REQUIRED ACTION →
Print out each entry below exactly; do not carry over any image.

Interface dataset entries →
┌────────

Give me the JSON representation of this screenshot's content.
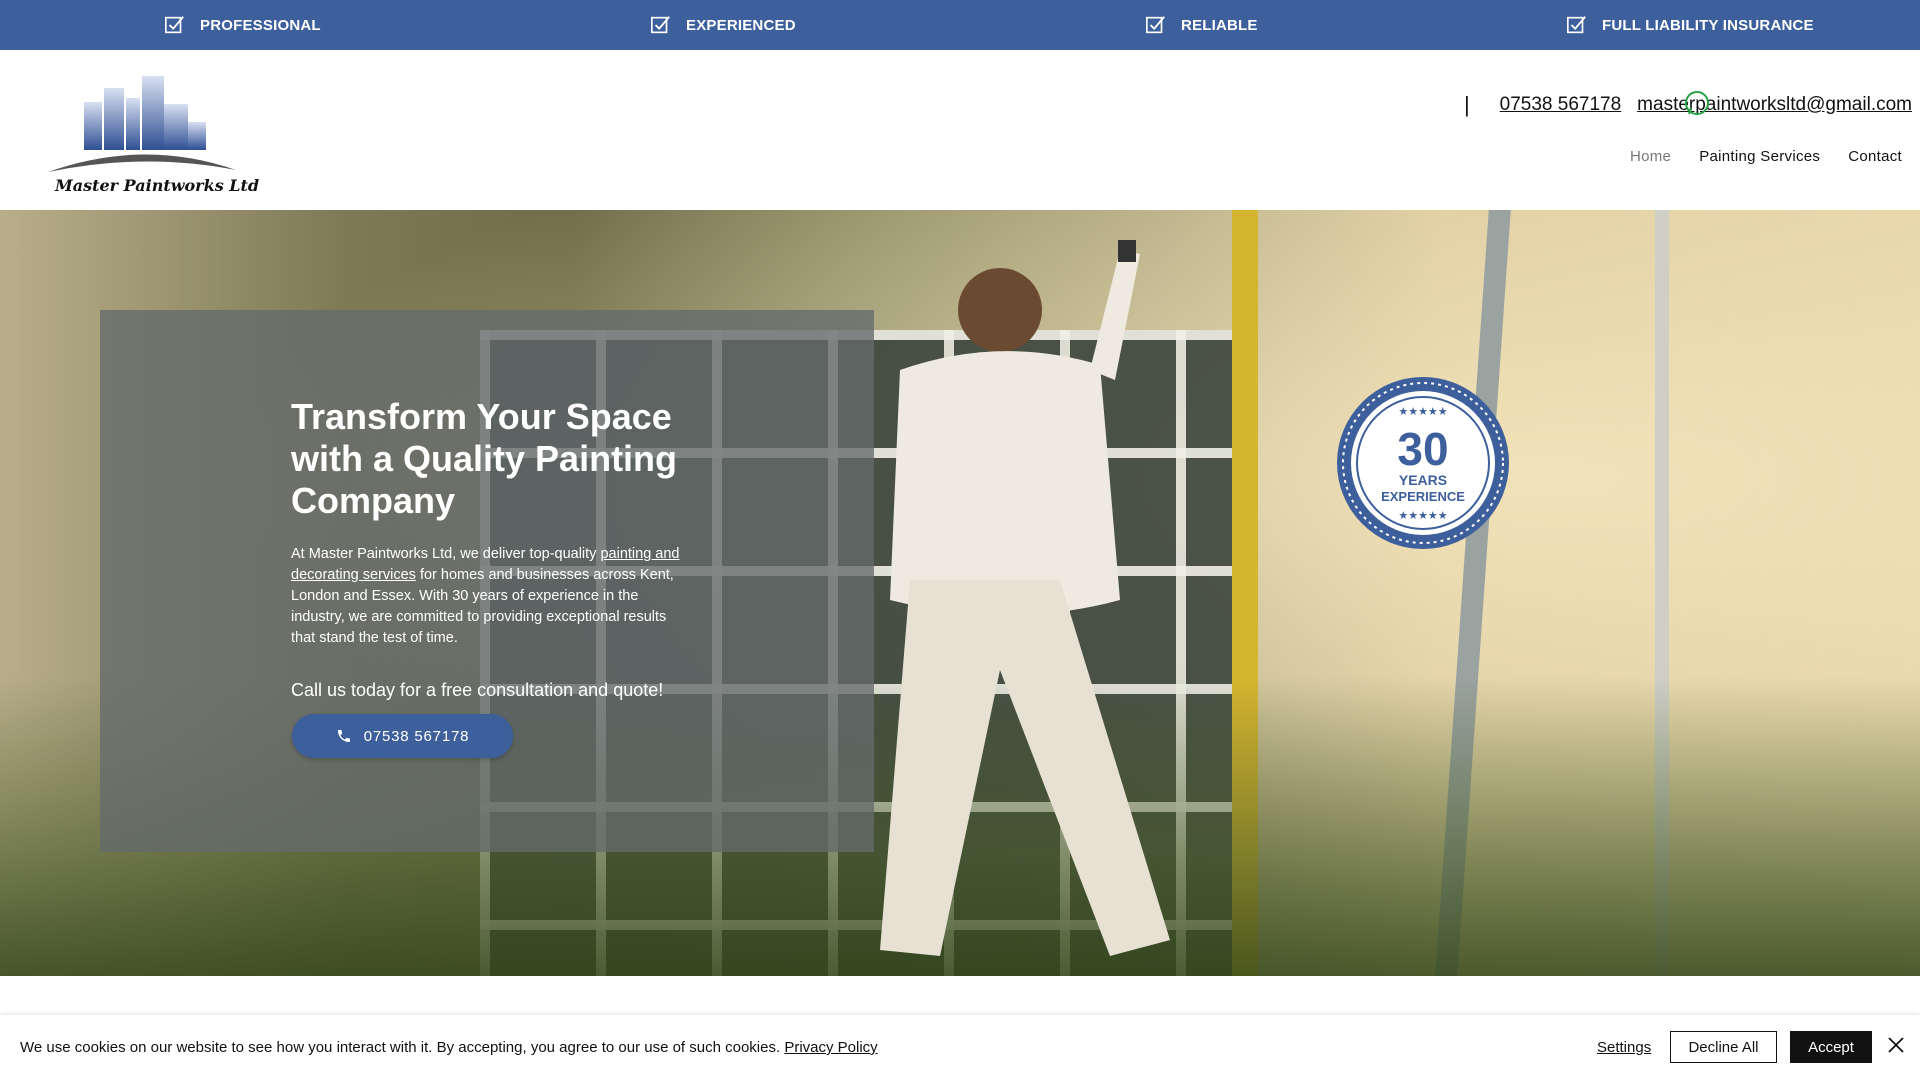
{
  "topbar": {
    "items": [
      {
        "label": "PROFESSIONAL",
        "icon": "checkbox-icon"
      },
      {
        "label": "EXPERIENCED",
        "icon": "checkbox-icon"
      },
      {
        "label": "RELIABLE",
        "icon": "checkbox-icon"
      },
      {
        "label": "FULL LIABILITY INSURANCE",
        "icon": "checkbox-icon"
      }
    ],
    "color": "#3d5f9c"
  },
  "header": {
    "logo_text": "Master Paintworks Ltd",
    "separator": "|",
    "phone": "07538 567178",
    "phone_overlap": "07538",
    "email": "masterpaintworksltd@gmail.com",
    "nav": [
      {
        "label": "Home",
        "active": true
      },
      {
        "label": "Painting Services",
        "active": false
      },
      {
        "label": "Contact",
        "active": false
      }
    ]
  },
  "hero": {
    "title": "Transform Your Space with a Quality Painting Company",
    "text_before": "At Master Paintworks Ltd, we deliver top-quality ",
    "text_link": "painting and decorating services",
    "text_after": " for homes and businesses across Kent, London and Essex. With 30 years of experience in the industry, we are committed to providing exceptional results that stand the test of time.",
    "cta": "Call us today for a free consultation and quote!",
    "button_label": "07538 567178",
    "badge": {
      "number": "30",
      "line1": "YEARS",
      "line2": "EXPERIENCE"
    }
  },
  "cookie": {
    "text": "We use cookies on our website to see how you interact with it. By accepting, you agree to our use of such cookies.",
    "privacy_link": "Privacy Policy",
    "settings": "Settings",
    "decline": "Decline All",
    "accept": "Accept"
  }
}
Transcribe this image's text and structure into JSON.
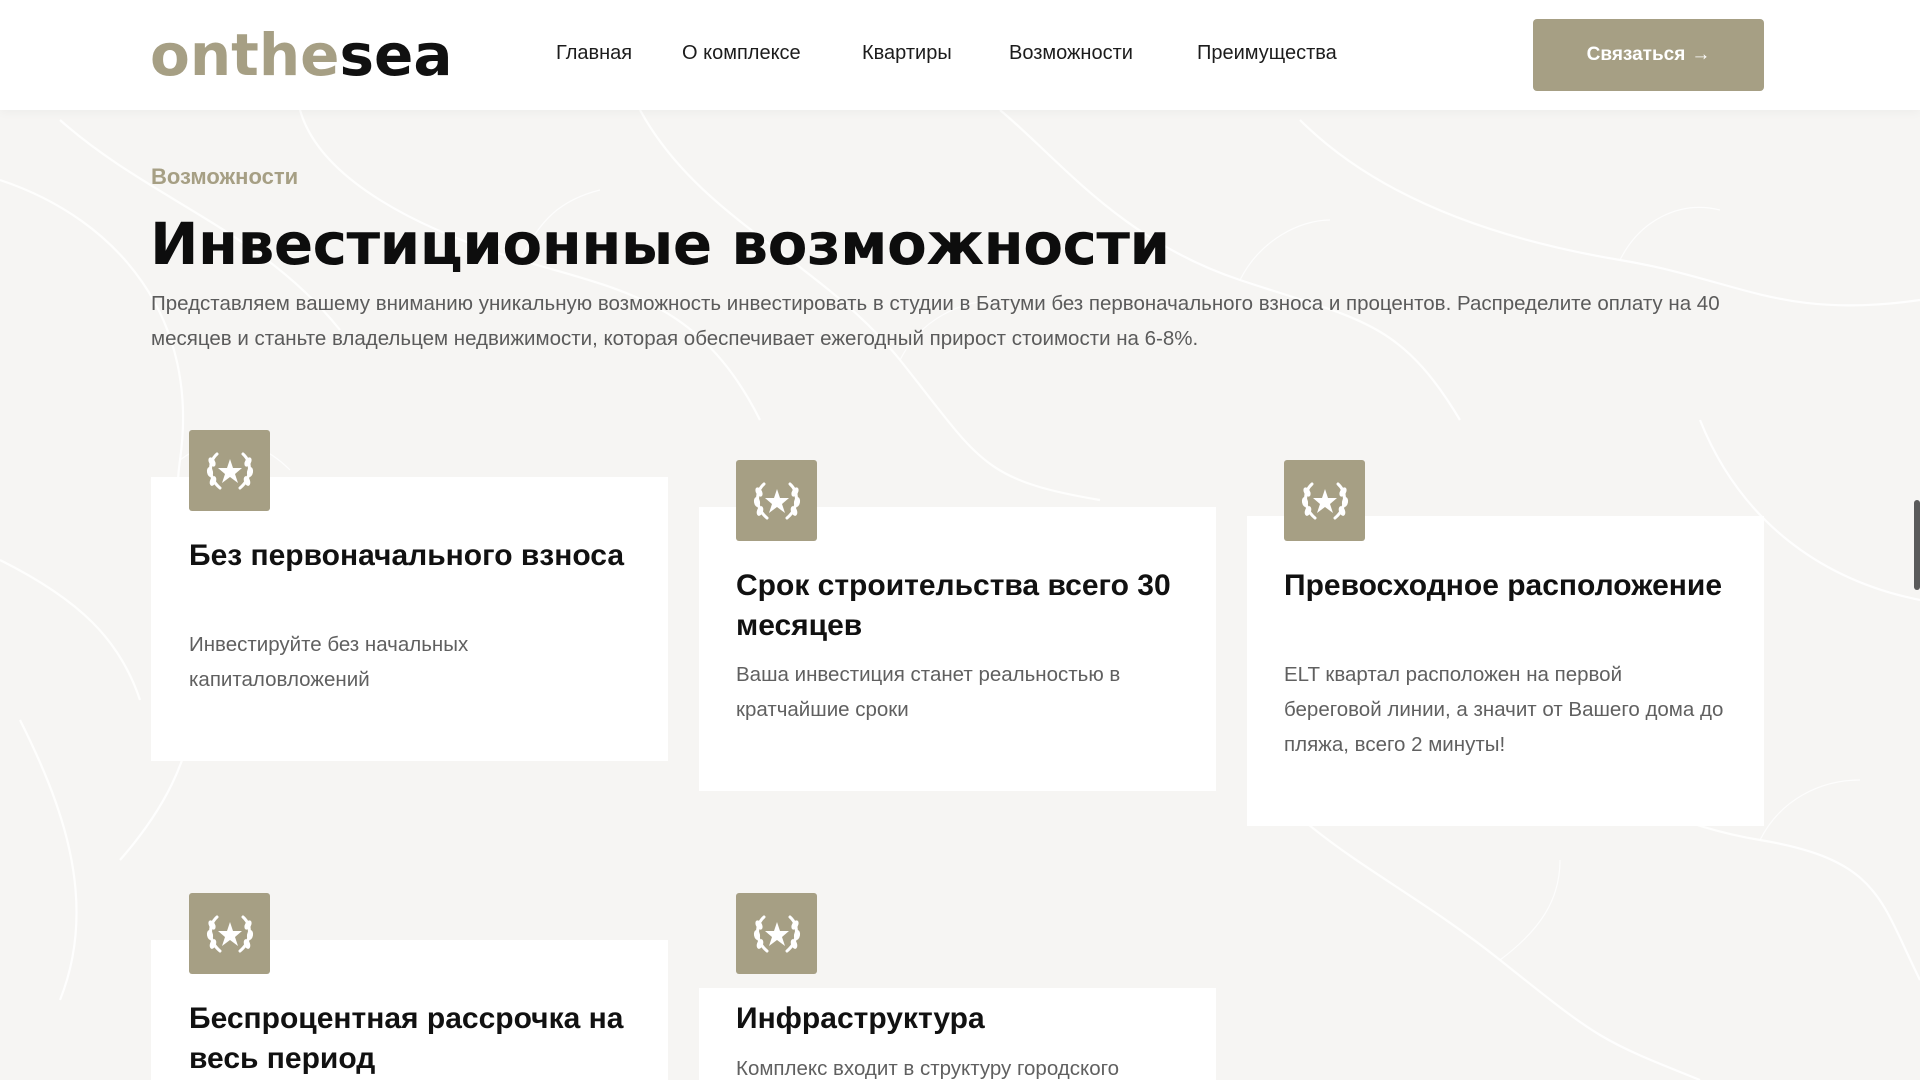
{
  "header": {
    "logo_part1": "onthe",
    "logo_part2": "sea",
    "nav": [
      "Главная",
      "О комплексе",
      "Квартиры",
      "Возможности",
      "Преимущества"
    ],
    "contact_label": "Связаться",
    "contact_arrow": "→"
  },
  "section": {
    "eyebrow": "Возможности",
    "title": "Инвестиционные возможности",
    "intro": "Представляем вашему вниманию уникальную возможность инвестировать в студии в Батуми без первоначального взноса и процентов. Распределите оплату на 40 месяцев и станьте владельцем недвижимости, которая обеспечивает ежегодный прирост стоимости на 6-8%."
  },
  "cards": [
    {
      "title": "Без первоначального взноса",
      "text": "Инвестируйте без начальных капиталовложений",
      "icon": "laurel-star-icon"
    },
    {
      "title": "Срок строительства всего 30 месяцев",
      "text": "Ваша инвестиция станет реальностью в кратчайшие сроки",
      "icon": "laurel-star-icon"
    },
    {
      "title": "Превосходное расположение",
      "text": "ELT квартал расположен на первой береговой линии, а значит от Вашего дома до пляжа, всего 2 минуты!",
      "icon": "laurel-star-icon"
    },
    {
      "title": "Беспроцентная рассрочка на весь период",
      "text": "",
      "icon": "laurel-star-icon"
    },
    {
      "title": "Инфраструктура",
      "text": "Комплекс входит в структуру городского",
      "icon": "laurel-star-icon"
    }
  ],
  "colors": {
    "accent": "#a69f84",
    "background": "#f6f5f3",
    "card": "#ffffff",
    "text_dark": "#111111",
    "text_muted": "#606060"
  }
}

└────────

SOLUTION TO THE EXERCISE →
Give me the JSON representation of this screenshot's content.
{
  "topbar": {
    "items": [
      {
        "label": "PROFESSIONAL",
        "icon": "checkbox-icon"
      },
      {
        "label": "EXPERIENCED",
        "icon": "checkbox-icon"
      },
      {
        "label": "RELIABLE",
        "icon": "checkbox-icon"
      },
      {
        "label": "FULL LIABILITY INSURANCE",
        "icon": "checkbox-icon"
      }
    ],
    "color": "#3d5f9c"
  },
  "header": {
    "logo_text": "Master Paintworks Ltd",
    "separator": "|",
    "phone": "07538 567178",
    "phone_overlap": "07538",
    "email": "masterpaintworksltd@gmail.com",
    "nav": [
      {
        "label": "Home",
        "active": true
      },
      {
        "label": "Painting Services",
        "active": false
      },
      {
        "label": "Contact",
        "active": false
      }
    ]
  },
  "hero": {
    "title": "Transform Your Space with a Quality Painting Company",
    "text_before": "At Master Paintworks Ltd, we deliver top-quality ",
    "text_link": "painting and decorating services",
    "text_after": " for homes and businesses across Kent, London and Essex. With 30 years of experience in the industry, we are committed to providing exceptional results that stand the test of time.",
    "cta": "Call us today for a free consultation and quote!",
    "button_label": "07538 567178",
    "badge": {
      "number": "30",
      "line1": "YEARS",
      "line2": "EXPERIENCE"
    }
  },
  "cookie": {
    "text": "We use cookies on our website to see how you interact with it. By accepting, you agree to our use of such cookies.",
    "privacy_link": "Privacy Policy",
    "settings": "Settings",
    "decline": "Decline All",
    "accept": "Accept"
  }
}
Transcribe this image's text and structure into JSON.
{
  "header": {
    "logo_part1": "onthe",
    "logo_part2": "sea",
    "nav": [
      "Главная",
      "О комплексе",
      "Квартиры",
      "Возможности",
      "Преимущества"
    ],
    "contact_label": "Связаться",
    "contact_arrow": "→"
  },
  "section": {
    "eyebrow": "Возможности",
    "title": "Инвестиционные возможности",
    "intro": "Представляем вашему вниманию уникальную возможность инвестировать в студии в Батуми без первоначального взноса и процентов. Распределите оплату на 40 месяцев и станьте владельцем недвижимости, которая обеспечивает ежегодный прирост стоимости на 6-8%."
  },
  "cards": [
    {
      "title": "Без первоначального взноса",
      "text": "Инвестируйте без начальных капиталовложений",
      "icon": "laurel-star-icon"
    },
    {
      "title": "Срок строительства всего 30 месяцев",
      "text": "Ваша инвестиция станет реальностью в кратчайшие сроки",
      "icon": "laurel-star-icon"
    },
    {
      "title": "Превосходное расположение",
      "text": "ELT квартал расположен на первой береговой линии, а значит от Вашего дома до пляжа, всего 2 минуты!",
      "icon": "laurel-star-icon"
    },
    {
      "title": "Беспроцентная рассрочка на весь период",
      "text": "",
      "icon": "laurel-star-icon"
    },
    {
      "title": "Инфраструктура",
      "text": "Комплекс входит в структуру городского",
      "icon": "laurel-star-icon"
    }
  ],
  "colors": {
    "accent": "#a69f84",
    "background": "#f6f5f3",
    "card": "#ffffff",
    "text_dark": "#111111",
    "text_muted": "#606060"
  }
}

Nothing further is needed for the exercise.